  12. This does seem to be a conundrum, particularly since the definition of "original" (copied here directly from the Quilts, Inc list of entries rules) is as follows: "Original A work composed firsthand–a fresh design or style. A creation produced requiring thought, without replicating the works of others." This would suggest that Lange's quilt is a replication of a photograph and, therefore, ineligible. Given that wasn't the case, I'm wondering if Quilts, Inc. is limiting their view to replicating other quilts, not all media.

  13. The whole Quilt Industry - books, classes, patterns, magazines, dvds, fabrics, notions, online discussion groups and more - is focused on excellence of technique in quilt making. The 'art quilt world' includes a high percentage of practitioners, aspirants and admirers who began making quilted textiles in that millieu where technical excellence is prized above all. Houston is perhaps THE show where traditionally some of the most outstanding quilts from around the world are shown - being accepted to hang in Houston is prestigious in that world, and winning an award a pinnacle of achievement. Fantastic for those who choose that path, but why would we be surprised at any of the prizewinners? I suggest that anyone who considers what they do is serious 'art' really should avoid quilt shows with 'art quilt' categories and be working for acceptance in other directions. A hard path to follow though, given that many artists also depend on the Quilt Industry especially teaching and publishing, which in turn depend on earning a high public profile through being seen at places like Houston ....

  14. The Nancy Prince prizewinning quilt is also slavishly copied. Nancy uses someone's PAINTINGS to make her quilts. Yes she has permission but these are not "her" images either.

  15. Wow, I'd followed the discussion on QuiltArt with some interest and knew these were copies. But seeing the two quilts right next to the original is pretty shocking. It's obvious the original artists' work was much better and should have been left alone. The copies are but pale imitations that add nothing new.

  16. Let's keep things in perspective here and remember that IQF in Houston is a QUILT show, NOT an art show, and they play by quilt show rules. That means technique is valued over creativity.

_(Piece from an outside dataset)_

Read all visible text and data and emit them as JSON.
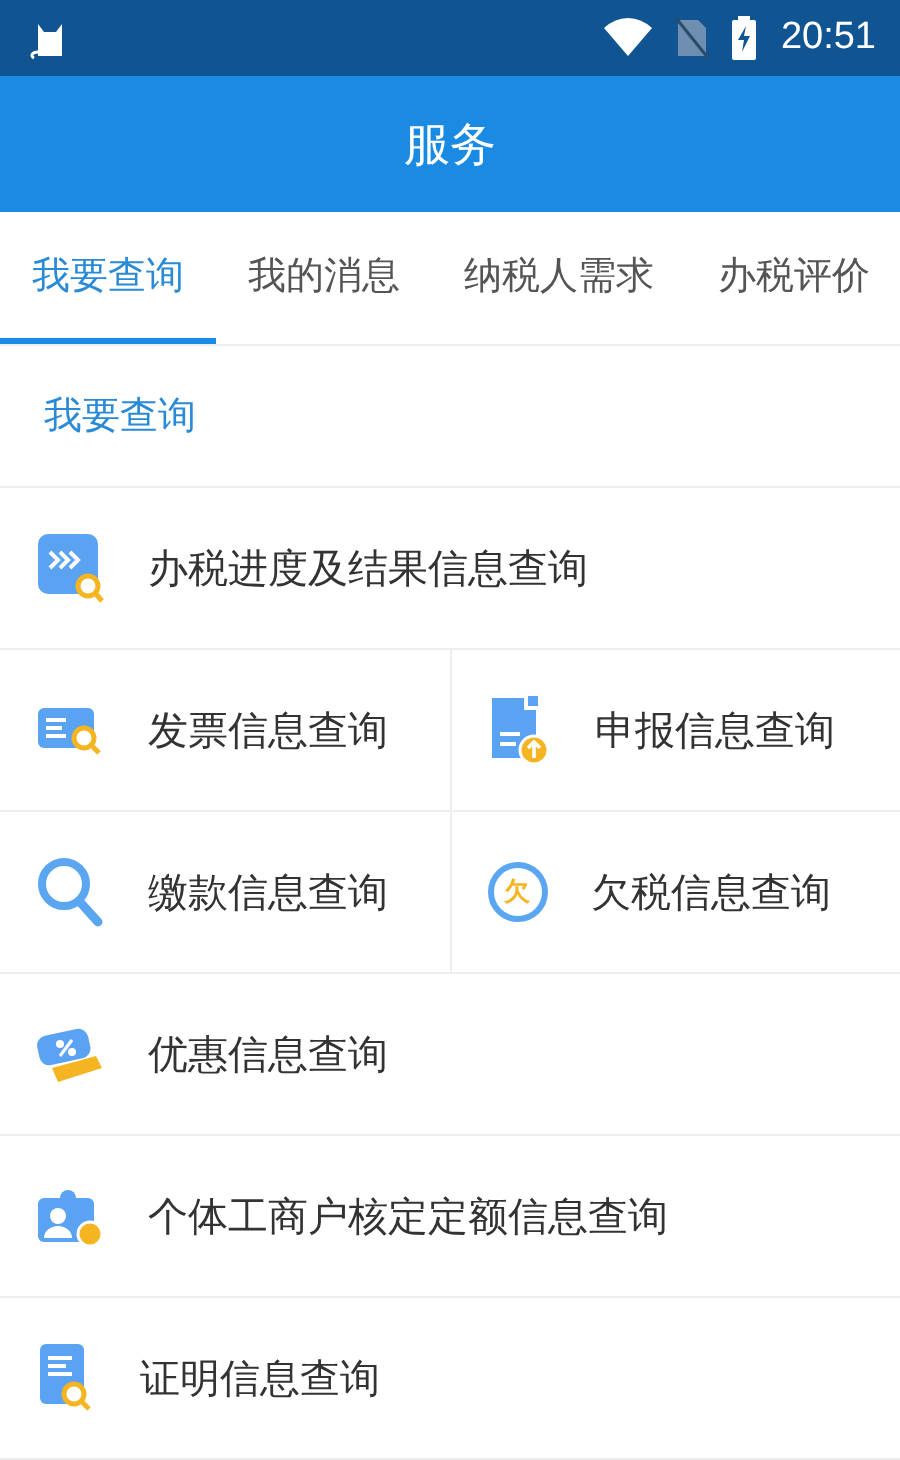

If you don't think what they choose is art, then use your feet to protest and don't enter, don't attend and don't waste your time discussing it. Put your work in real art venues and see how it stacks up against real art, not quilts.

    1. You're right, of course about it being primarily a quilt show, but it has categories that are called "art" -- the two quilts I wrote about won in the "innovative artistry" and "art -- people, portraits and figures" categories.

      Yes, we can use our feet to protest these decisions, but we can also use our mouths, which is what all those people whom I quoted were doing on the Quiltart list, and what all those people who are commenting on this blog are doing. At least when you protest with your mouth, the sponsors know what they have to do to get back in your good graces, unlike when you protest with your feet.

  17. Most quilt shows do judge on techniques rather than artistry even in the art quilt categories. It is absolutely the fault of the judges who have no training to judge art.

  18. But what about kit/patterns? The Honorable Mention in Mixed Techniques this year was a pattern (possibly even the kit with fabrics ) by Australian Designer Wendy Williams who I know was at Houston this year. Maybe they think because it is not a US designer no one will know.

  19. I am curious about this too. I work a lot on portraits. Though I do use a method that I developed by myself that made it possible for me to make a portrait quilt in 2-3 days! I think from the 'technique' point of view my quilt is original. But like you say, it will, nevertheless, be a copy of the photo.
    Also, a lot of times, I click pictures to make into quilts myself. So, the composition - as a comment quotes above - is also mine. I usually plan and compose my pictures. So do they have a better chance to be called 'Art' rather than using pictures clicked by someone else?